PROBLEM TO SOLVE: Output the data below exactly as it is, dropping the pictures from your copy.

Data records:
==================================================
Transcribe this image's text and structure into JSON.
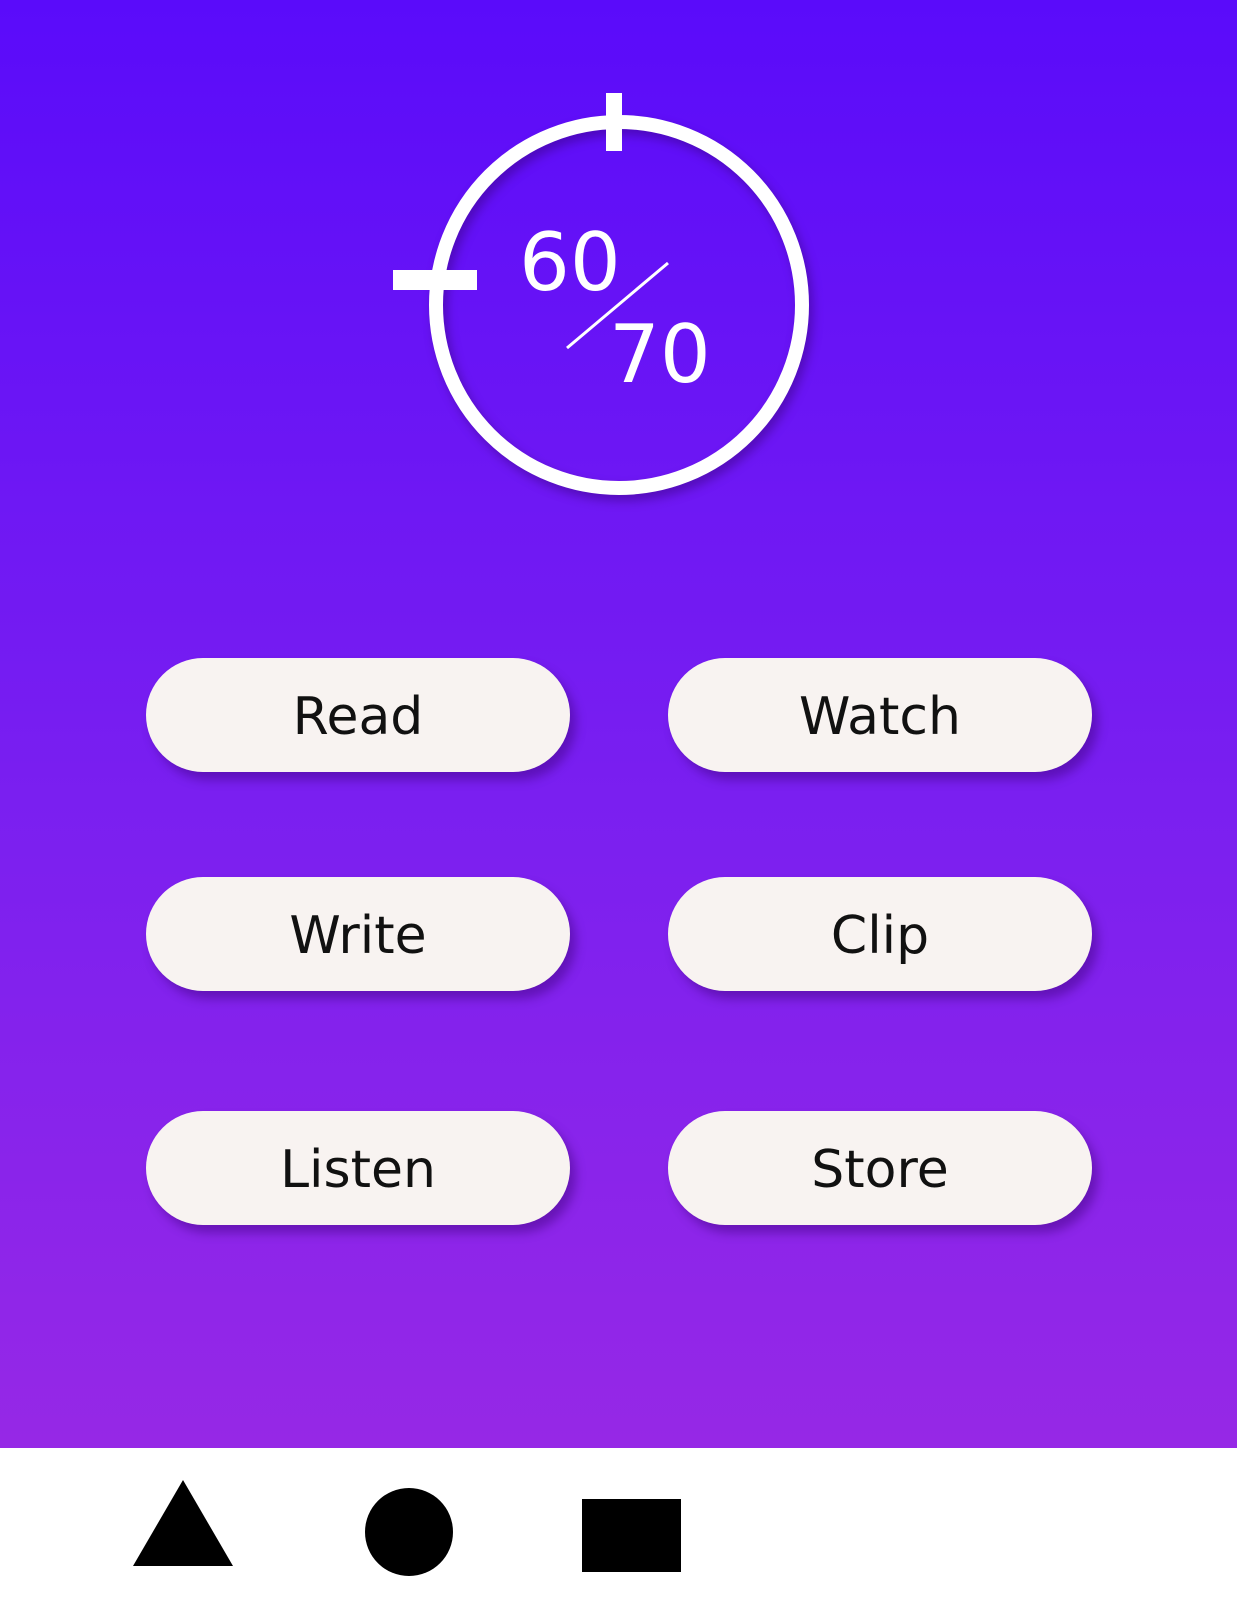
{
  "progress": {
    "current": "60",
    "total": "70",
    "fraction": 0.857
  },
  "actions": [
    {
      "label": "Read"
    },
    {
      "label": "Watch"
    },
    {
      "label": "Write"
    },
    {
      "label": "Clip"
    },
    {
      "label": "Listen"
    },
    {
      "label": "Store"
    }
  ],
  "nav": [
    {
      "icon": "triangle-icon"
    },
    {
      "icon": "circle-icon"
    },
    {
      "icon": "square-icon"
    }
  ],
  "colors": {
    "gradient_top": "#5a0bfa",
    "gradient_bottom": "#9628e6",
    "button_bg": "#f8f3f1",
    "ring": "#ffffff"
  }
}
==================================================
SOLUTION:
Transcribe this image's text and structure into JSON.
{
  "progress": {
    "current": "60",
    "total": "70",
    "fraction": 0.857
  },
  "actions": [
    {
      "label": "Read"
    },
    {
      "label": "Watch"
    },
    {
      "label": "Write"
    },
    {
      "label": "Clip"
    },
    {
      "label": "Listen"
    },
    {
      "label": "Store"
    }
  ],
  "nav": [
    {
      "icon": "triangle-icon"
    },
    {
      "icon": "circle-icon"
    },
    {
      "icon": "square-icon"
    }
  ],
  "colors": {
    "gradient_top": "#5a0bfa",
    "gradient_bottom": "#9628e6",
    "button_bg": "#f8f3f1",
    "ring": "#ffffff"
  }
}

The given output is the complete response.